COVID-19 Recovery: Building future pandemic preparedness and understanding citizen engagement in the G7
- Open for applications
- Early-career, Established researcher, Mid-career, Postdoctoral or equivalent research, Senior researcher
Funded by the UK’s Department for Business, Energy and Industrial Strategy.
This programme provides UK and G7-based researchers at any career stage, and active in any discipline within the humanities and social sciences, to submit proposals focused on vaccine engagement, including examples of community confidence and hesitancy in Japan, Canada, Italy, Germany and France.
COVID-19 is the most challenging health crisis we have faced for decades. Its impacts are changing lives, communities and economies, but these challenges are not new. There are lessons we can learn from history and recent experience, such as the response to Ebola in recent years and research on other global vaccine campaigns such as polio. Evidence from the social sciences and humanities is critical to our recovery and how we can shape a positive future.
Moreover, COVID-19 is not impacting individuals, communities, families, countries and other groupings in isolation. The experience of COVID-19 is taking place in differing and dynamic contexts; individuals and communities are living through their own social, moral and material situations. For example, pre-existing and long-standing structural inequalities and historical injustices seem to be playing an especially important role in the impacts of COVID-19, the dialogues around vaccination and the trustworthiness of those communicating in the current environment of uncertainty. There is good reason to believe that vaccine engagement is weaker amongst disadvantaged groups, and, crucially, that this is a logical consequence of structural disadvantage and discrimination.
The aim of this call is to facilitate global and interconnected learning about the contexts, causes and factors leading to vaccine engagement by supporting research within each country of the G7. Applications on these issues must demonstrate a dedicated focus on place and context at local and community levels, as well as an ability to connect learning to national and international dynamics.
Projects can and should build on existing or ongoing research, but should ultimately allow us to establish an evidence base that can be used to answer the questions:
- How does context-specific to place, culture, social, political and economic factors shape people’s responses to vaccines?
- How can we harness existing knowledge to develop, disseminate and employ community-engaged research which works for and with national and regional public health authorities and community actors and researchers before, during and after vaccine deployment programs?
The lead applicant must be a researcher from the humanities or social sciences and be based at an eligible UK university or research institute. The lead applicant must be of postdoctoral status or above (or have equivalent research experience) and the PI’s position must last at least the duration of the grant funded by the Academy.
Projects can involve up to three Co-Applicants and must include at least one named Co-Applicant who will be actively assisting in the direction and management of at least parts of the project. Collaboration between researchers in different institutions is encouraged where appropriate and we expect to see PIs and Co-Applicants based in both the UK and elsewhere in the G7.

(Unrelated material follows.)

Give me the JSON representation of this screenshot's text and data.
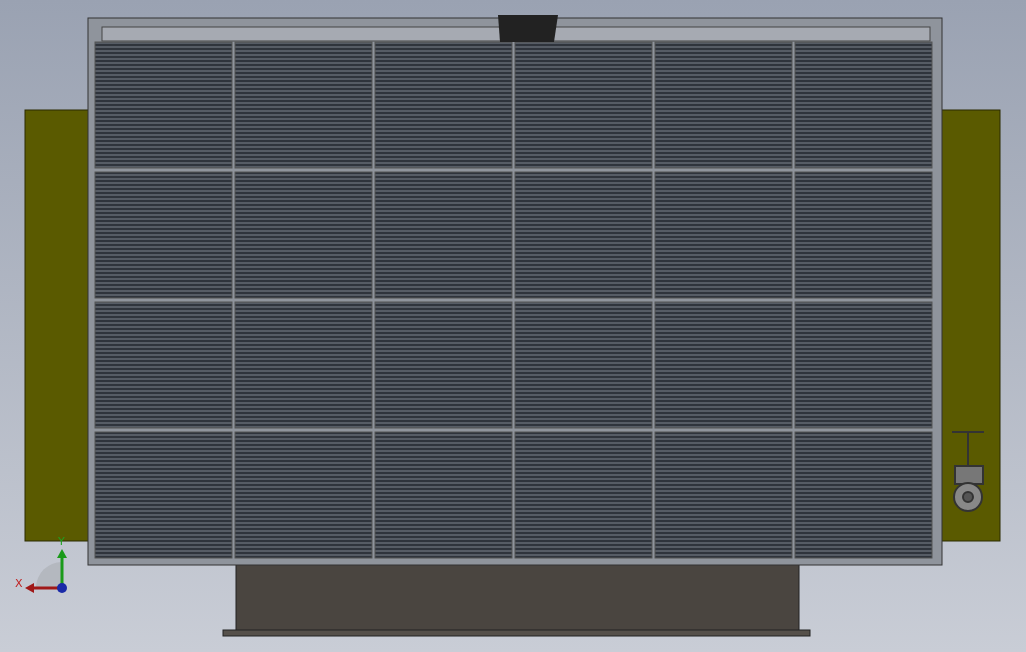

For more details about the programme and the eligibility requirements, please see the scheme notes.
Value and duration
Awards of five months in duration and up to £100,000 are available.
Funding can be used to support the time of the Principal Investigator and Co-Applicants; research assistance; travel, fieldwork and related expenses; and networking costs. Awards are offered on an 80 per cent full economic costing basis.
Projects must begin on 27 October 2021.
Applications must be submitted online using the British Academy's Grant Management System (GMS), Flexi-Grant®.
The deadline for submissions and UK institutional approval is on 6 October 2021, 17:00, UK time.